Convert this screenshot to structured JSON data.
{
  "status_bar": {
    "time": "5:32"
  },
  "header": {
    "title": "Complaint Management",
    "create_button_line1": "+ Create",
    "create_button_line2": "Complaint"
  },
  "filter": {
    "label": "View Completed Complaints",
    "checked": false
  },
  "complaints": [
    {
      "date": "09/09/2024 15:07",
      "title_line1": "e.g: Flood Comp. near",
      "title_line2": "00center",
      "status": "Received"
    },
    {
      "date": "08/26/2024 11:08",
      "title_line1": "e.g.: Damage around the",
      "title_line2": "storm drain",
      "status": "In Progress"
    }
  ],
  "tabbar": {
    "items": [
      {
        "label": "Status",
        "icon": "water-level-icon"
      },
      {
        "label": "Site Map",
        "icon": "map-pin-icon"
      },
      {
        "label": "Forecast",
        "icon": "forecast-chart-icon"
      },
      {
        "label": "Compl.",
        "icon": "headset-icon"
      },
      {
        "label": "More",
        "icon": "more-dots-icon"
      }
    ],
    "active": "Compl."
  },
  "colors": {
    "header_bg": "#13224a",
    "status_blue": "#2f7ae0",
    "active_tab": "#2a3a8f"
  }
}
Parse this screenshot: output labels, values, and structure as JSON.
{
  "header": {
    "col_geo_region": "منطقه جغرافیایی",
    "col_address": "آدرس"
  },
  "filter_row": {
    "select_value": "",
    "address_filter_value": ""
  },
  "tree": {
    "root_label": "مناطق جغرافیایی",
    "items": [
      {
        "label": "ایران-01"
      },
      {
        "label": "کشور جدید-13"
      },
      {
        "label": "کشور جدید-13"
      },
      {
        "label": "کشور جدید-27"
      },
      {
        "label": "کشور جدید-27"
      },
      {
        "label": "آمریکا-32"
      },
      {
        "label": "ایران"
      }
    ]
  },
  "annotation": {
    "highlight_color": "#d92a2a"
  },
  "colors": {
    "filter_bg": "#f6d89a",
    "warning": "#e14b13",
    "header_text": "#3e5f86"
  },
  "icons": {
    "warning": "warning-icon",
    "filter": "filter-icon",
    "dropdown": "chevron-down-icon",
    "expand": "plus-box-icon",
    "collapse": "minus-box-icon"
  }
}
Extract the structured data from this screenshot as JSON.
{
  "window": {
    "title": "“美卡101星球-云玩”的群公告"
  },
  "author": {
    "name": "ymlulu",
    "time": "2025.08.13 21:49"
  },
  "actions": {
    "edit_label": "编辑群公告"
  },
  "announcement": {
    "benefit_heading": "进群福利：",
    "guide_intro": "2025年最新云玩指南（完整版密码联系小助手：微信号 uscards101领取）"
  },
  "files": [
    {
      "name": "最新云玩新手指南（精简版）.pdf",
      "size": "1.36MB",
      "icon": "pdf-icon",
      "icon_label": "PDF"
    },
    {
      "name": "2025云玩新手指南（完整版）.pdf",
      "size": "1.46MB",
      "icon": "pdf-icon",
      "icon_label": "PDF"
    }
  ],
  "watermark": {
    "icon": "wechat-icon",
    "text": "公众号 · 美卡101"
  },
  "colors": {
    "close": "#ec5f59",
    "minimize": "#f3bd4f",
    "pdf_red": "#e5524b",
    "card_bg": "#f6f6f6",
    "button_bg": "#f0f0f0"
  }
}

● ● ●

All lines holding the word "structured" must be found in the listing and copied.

Convert this screenshot to structured JSON data.
Extract the structured data from this screenshot as JSON.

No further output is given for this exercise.